Since you’re reading this blog, I assume you have access to the internet, so humor me for a minute. (Or don’t and just keep reading.) Go to Google and search “green eyes.” Then add another descriptive word, such as “amazing green eyes,” “intense green eyes,” “striking green eyes,” or even “haunting green eyes.” There’s one pair of green eyes that shows up at some point in every search.
Meet the “Afghan girl.” In June 1985, she was featured on the cover of National Geographic, and her piercing green eyes have seared themselves into the memory of anyone who has seen her portrait. While her eyes are a strikingly beautiful shade of green, it’s impossible to ignore the fear and emotion behind them. Many people know the “Afghan girl” and her eyes; few know her story.
During the 1980s, war in Afghanistan forced many to seek refuge in Pakistan.
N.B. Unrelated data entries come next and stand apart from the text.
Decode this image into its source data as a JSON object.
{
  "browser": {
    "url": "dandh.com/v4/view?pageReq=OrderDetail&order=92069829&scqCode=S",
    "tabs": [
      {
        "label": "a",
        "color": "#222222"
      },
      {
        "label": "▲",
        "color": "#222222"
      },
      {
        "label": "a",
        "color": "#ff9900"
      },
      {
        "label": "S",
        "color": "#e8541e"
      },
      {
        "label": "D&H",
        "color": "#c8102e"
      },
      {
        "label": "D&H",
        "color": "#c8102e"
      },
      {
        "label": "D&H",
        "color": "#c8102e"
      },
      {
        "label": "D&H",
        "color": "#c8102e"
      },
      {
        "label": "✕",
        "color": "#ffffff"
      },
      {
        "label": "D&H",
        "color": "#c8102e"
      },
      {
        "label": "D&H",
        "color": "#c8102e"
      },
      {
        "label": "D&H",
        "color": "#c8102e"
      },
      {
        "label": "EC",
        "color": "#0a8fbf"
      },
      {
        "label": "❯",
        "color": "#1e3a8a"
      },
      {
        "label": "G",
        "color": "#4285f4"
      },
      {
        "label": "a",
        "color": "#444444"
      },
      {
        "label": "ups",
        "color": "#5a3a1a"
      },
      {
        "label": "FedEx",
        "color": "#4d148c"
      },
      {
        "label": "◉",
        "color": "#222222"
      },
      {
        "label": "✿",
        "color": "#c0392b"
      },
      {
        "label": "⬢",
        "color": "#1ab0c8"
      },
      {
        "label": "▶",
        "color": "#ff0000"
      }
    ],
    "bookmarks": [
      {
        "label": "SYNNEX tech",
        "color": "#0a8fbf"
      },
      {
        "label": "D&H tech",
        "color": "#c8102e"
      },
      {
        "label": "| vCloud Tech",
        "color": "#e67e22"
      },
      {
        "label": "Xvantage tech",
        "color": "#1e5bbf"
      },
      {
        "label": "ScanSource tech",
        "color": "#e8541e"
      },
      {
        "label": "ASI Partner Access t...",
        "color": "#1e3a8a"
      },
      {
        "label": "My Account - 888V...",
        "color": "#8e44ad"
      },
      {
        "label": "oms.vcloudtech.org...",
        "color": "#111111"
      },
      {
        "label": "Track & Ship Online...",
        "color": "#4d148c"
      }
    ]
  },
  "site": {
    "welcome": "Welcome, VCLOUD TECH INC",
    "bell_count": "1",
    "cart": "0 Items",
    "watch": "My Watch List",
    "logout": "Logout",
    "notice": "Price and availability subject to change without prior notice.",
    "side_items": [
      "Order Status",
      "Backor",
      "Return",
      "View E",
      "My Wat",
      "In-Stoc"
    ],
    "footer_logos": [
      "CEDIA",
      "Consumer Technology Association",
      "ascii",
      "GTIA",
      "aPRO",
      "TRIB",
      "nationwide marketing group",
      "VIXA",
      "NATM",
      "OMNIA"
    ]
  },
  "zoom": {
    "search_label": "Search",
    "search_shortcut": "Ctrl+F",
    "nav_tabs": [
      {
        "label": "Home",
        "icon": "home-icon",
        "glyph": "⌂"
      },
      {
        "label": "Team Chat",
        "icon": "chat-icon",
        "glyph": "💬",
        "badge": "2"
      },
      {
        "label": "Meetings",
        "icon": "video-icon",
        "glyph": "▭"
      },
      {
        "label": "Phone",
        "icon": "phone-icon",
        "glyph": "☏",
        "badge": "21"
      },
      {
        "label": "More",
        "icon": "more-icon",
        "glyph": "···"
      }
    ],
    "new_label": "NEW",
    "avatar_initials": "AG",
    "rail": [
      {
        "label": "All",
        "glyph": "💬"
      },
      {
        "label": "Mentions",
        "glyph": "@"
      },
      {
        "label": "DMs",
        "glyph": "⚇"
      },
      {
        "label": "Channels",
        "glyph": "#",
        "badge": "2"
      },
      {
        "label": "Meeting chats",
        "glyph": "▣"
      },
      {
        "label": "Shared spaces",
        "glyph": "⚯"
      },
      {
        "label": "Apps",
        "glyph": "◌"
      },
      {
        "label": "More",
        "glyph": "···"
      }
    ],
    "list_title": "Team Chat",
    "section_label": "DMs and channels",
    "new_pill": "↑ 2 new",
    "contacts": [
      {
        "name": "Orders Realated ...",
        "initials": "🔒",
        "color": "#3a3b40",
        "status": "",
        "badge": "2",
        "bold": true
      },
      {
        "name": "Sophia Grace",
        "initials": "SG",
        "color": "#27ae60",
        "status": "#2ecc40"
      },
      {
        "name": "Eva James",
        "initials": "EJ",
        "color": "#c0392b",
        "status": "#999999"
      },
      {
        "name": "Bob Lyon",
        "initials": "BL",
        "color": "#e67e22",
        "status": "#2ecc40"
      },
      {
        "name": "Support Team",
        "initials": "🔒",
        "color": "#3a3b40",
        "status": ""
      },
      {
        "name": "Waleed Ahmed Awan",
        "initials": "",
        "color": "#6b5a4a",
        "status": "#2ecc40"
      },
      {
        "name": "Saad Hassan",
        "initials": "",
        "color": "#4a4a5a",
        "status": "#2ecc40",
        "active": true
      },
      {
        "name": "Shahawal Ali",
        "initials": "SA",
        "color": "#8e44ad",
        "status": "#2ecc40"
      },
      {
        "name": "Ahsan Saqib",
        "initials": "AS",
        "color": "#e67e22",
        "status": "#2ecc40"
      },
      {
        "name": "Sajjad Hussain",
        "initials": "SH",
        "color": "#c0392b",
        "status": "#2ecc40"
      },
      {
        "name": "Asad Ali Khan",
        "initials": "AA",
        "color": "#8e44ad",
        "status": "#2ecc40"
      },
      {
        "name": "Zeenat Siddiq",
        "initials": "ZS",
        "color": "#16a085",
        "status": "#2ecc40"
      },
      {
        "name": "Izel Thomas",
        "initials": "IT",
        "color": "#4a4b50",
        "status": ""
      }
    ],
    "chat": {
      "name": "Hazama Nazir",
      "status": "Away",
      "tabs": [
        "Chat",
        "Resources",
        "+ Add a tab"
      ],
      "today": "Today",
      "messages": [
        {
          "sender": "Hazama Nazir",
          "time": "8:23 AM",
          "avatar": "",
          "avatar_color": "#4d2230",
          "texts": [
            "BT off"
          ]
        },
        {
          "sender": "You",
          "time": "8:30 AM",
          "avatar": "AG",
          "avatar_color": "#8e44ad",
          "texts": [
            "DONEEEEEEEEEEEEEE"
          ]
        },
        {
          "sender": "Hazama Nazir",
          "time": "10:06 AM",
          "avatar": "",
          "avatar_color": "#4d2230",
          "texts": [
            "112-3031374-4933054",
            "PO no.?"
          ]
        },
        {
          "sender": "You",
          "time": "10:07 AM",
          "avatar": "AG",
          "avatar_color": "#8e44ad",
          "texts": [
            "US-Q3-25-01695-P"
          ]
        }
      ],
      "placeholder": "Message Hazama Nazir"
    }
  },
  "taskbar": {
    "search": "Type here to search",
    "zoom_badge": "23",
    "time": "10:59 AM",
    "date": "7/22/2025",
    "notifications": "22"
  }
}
Steve McCurry, a National Geographic photographer, was in Pakistan to cover the story. He saw thousands of refugees living in small quarters, rationing food and water while combating disease and unsanitary conditions. From one of the larger tents, he heard children’s laughter and went to check it out. There, he spotted a 12-year-old girl with incredible green eyes. When he raised his camera, the girl covered her face. The girl’s teacher then told her to lower her hands so the world could see her face and learn her story. McCurry was able to take only a handful of pictures before the Afghan girl stood up and left. She had never seen a camera before, had never been photographed, and didn’t really understand the concept.
McCurry developed the pictures when he returned home, not knowing how they would turn out. When he showed the editor the picture of the Afghan girl looking straight into the camera, the editor said they had found their next cover. The Afghan girl became representative of the suffering in those refugee camps, but no one knew her name.
Seventeen years later, McCurry and a small team set out to find the Afghan girl. After showing her image around a refugee camp near the village of Peshawar, a man who had lived in the camp with the Afghan girl brought her back to the village. McCurry recognized her immediately, and he wanted to know her story – not the story of Afghanistan and the suffering that she had represented for 17 years, but her own unique story.
Sharbat Gula is a Pashtun whose parents were killed by a Soviet bombing when she was 6 years old. She had hiked through snowy mountains with her grandmother, brother, and three sisters to reach the refugee camp over twenty years earlier. They hid from enemy attacks in caves until they could reach a safe camp. In the 1990s, Sharbat returned home, disappearing from the public eye as a result of purdah, and she was married at 16. She now has three daughters and a son, and her hope is that one of her daughters is able to be educated.
Perhaps the saddest part of this story is the fact that Sharbat has no understanding of the impact made by her portrait. She had not even seen the iconic picture until her reunion with McCurry. Since she is not married to him, Sharbat was unable to look or even smile at McCurry. This made it incredibly difficult for McCurry to convey the importance of her image, but he is very grateful that Sharbat survived the war. To this day, they maintain contact.